Did a satisfying conclusion exist for this friendly dispute? Standing there with four kids looking at me, I realized that I had betrayed the principles of mindfulness as espoused by Susan Kaiser Greenland. In her book The Mindful Child, she suggests a classroom exercise in which children take turns pairing off to tell each other how their eyes look, as opposed to what color they are, in acknowledgment both of individual perception and of the possibility of change. If I’d had my wits about me, I could have asked the boy, “Oh, do my eyes look blue to you?” and had an exchange that didn’t negate his very dear opening remark. Facts may (or may not) be facts, but regardless, they don’t necessarily need to come first.

“Possibility” has been a key component in the work of Dr. Ellen Langer, which I was excited to discover early this summer; her books represent decades of inspired and inspiring research. In The Power of Mindful Learning, she describes experiments in which material to be learned is presented conditionally—in essence, “This is one way it could be” vs. the more common “This is how it is”—with positive results.

In one study, free piano lessons were offered to participants randomly assigned to one of two groups. One group was asked to memorize through repetition, as is typical, while members of the second group were encouraged to vary their style as much as possible while doing preliminary fingering exercises, and to pay attention to the influence of thoughts, sensations, and feelings. Each group was given the same specific lesson, and the piano playing was taped and rated by two experienced observers (presumably not privy to the grouping, although that’s not explicitly stated in the summary). The mindful players were seen as demonstrating greater competence and creativity—and also enjoyed the activity more.

In the first chapter alone, a number of other examples echo that theme: that more exceptional performances, as well as greater satisfaction, arise from the invitation to engage mindfully, which Dr. Langer describes in slightly different terms than the definition popularized by Jon Kabat Zinn. She identifies three traits of mindful learning as “the continuous creation of new categories; openness to new information; and an implicit awareness of more than one perspective.”

Having recently begun The Power of Mindful Learning at the time of my walk, its insights flashed through my mind as I was ruing my poor conversational choices, and I realized I could at least plant a different seed of possibility, before moving on. “Now you can decide,” I said, “whether you want to just keep that quarter as a bonus, or donate a free cup of lemonade to the next person who walks past.” Maybe they gave some thought to that; maybe it will stay with them.


A seed is, itself, a possibility.

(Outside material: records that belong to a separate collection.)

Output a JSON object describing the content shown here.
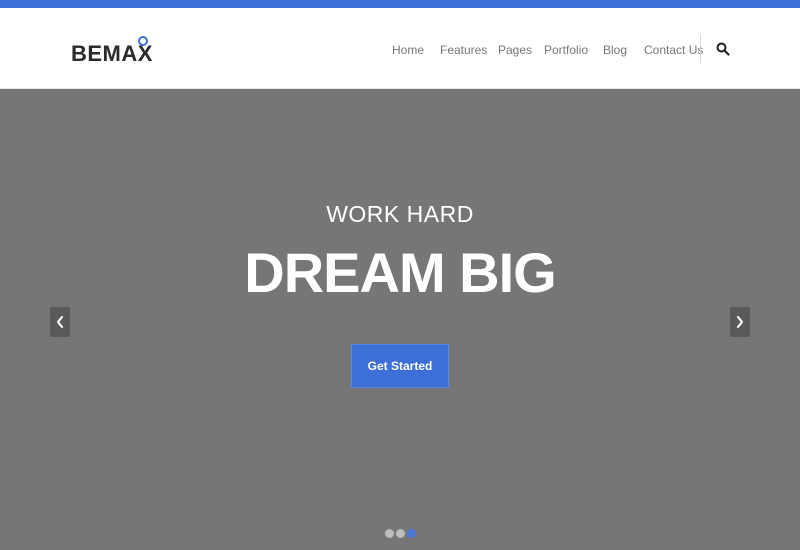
{
  "brand": {
    "name": "BEMAX",
    "accent_color": "#3e6fd6"
  },
  "nav": {
    "items": [
      {
        "label": "Home"
      },
      {
        "label": "Features"
      },
      {
        "label": "Pages"
      },
      {
        "label": "Portfolio"
      },
      {
        "label": "Blog"
      },
      {
        "label": "Contact Us"
      }
    ],
    "search_icon": "search-icon"
  },
  "hero": {
    "subtitle": "WORK HARD",
    "title": "DREAM BIG",
    "cta_label": "Get Started",
    "background_color": "#767676",
    "prev_icon": "chevron-left-icon",
    "next_icon": "chevron-right-icon",
    "slides_count": 3,
    "active_slide": 3
  }
}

A small, good thing.



The Mindful Child (2010) by Susan Kaiser Greenland, from Atria Paperback, New York.

The Power of Mindful Learning (1997) by Ellen J. Langer, from Addison-Wesley Publishing Company, Reading, Massachusetts. Quoted with permission from the author, from p. 4 of this edition.